“Watch out for false prophets. They come to you in sheep’s clothing, but inwardly they are ferocious wolves. 16By their fruit you will recognize them. Do people pick grapes from thornbushes, or figs from thistles? 17Likewise every good tree bears good fruit, but a bad tree bears bad fruit. 18A good tree cannot bear bad fruit, and a bad tree cannot bear good fruit. 19Every tree that does not bear good fruit is cut down and thrown into the fire. 20Thus, by their fruit you will recognize them.”

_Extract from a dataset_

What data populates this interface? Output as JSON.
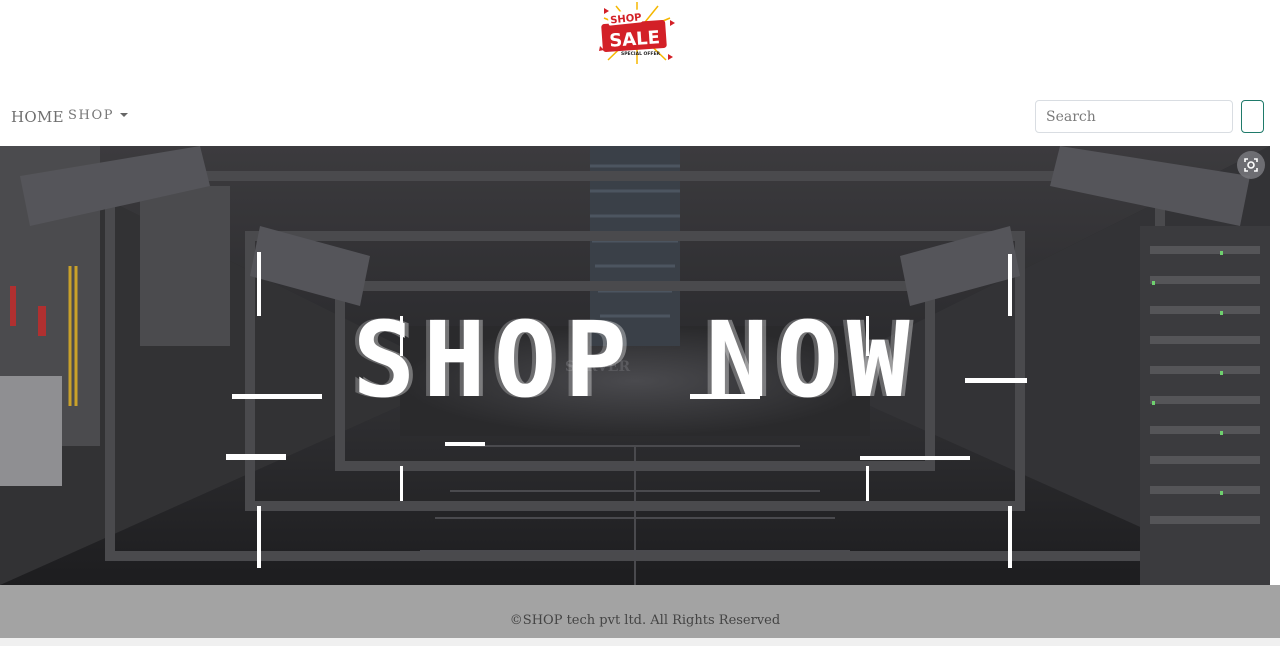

I wonder if Paul is making this statement, ‘bearing fruit in every good work’ because it is possible that some Christians might just get lazy and forget that we are called to living, that once we have been raised up from the grave, we are not to find ourselves slumbering therein any longer. If false prophets then are recognized by their fruit, how much more will the Christian be recognized by hers?
Finally, and here is where everything comes together, Paul writes that we are to be growing in the knowledge of God. This growing seems to be the catalyst by which all of our living, pleasing and bearing get their start and get their energy to continue on day after day. Growing in the knowledge of God. Here’s what else Paul wrote about this:
33Oh, the depth of the riches of the wisdom and knowledge of God!
How unsearchable his judgments,
and his paths beyond tracing out!
34″Who has known the mind of the Lord?
Or who has been his counselor?”
35″Who has ever given to God,
that God should repay him?”
36For from him and through him and to him are all things.
To him be the glory forever! Amen.
What better way to live our lives? Living, pleasing, bearing and growing. It sounds like quite a remarkable manifesto for living the Resurrection life, doesn’t it? As we grow in our knowledge of God, won’t our living a life worthy of him become much less complicated? As we grow in our knowledge of God, won’t our pleasing him in every way become far more important? As we grow in our knowledge of Him, won’t our bearing of fruit become far more productive? Yet also, as we do these things—living, pleasing, and bearing—won’t these things lead us to a greater understanding of God?
And these are the things that Paul never stops praying about for the Colossian Christians. It sort of puts a new perspective on the nature of prayer and on what our priorities ought to be during prayer. These things give meaning to our prayer that is far greater than the mere stringing together of words that some prayers are. Here’s what he prayed:
“For this reason, since the day we heard about you, we have not stopped praying for you and asking God to fill you with the knowledge of his will through all spiritual wisdom and understanding.”
Does this, in any way, resemble our prayers? Is this, in any way, the content of our own conversations with the Lord? Perhaps if we find ourselves struggling with living a worthy live, pleasing the Lord, bearing fruit, and growing in knowledge of God—perhaps, it has something to do with the content of our prayers, the intent of our prayers, and the purpose of our prayers. Perhaps the apostle ought to be our guide in these matters.
Soli Deo Gloria!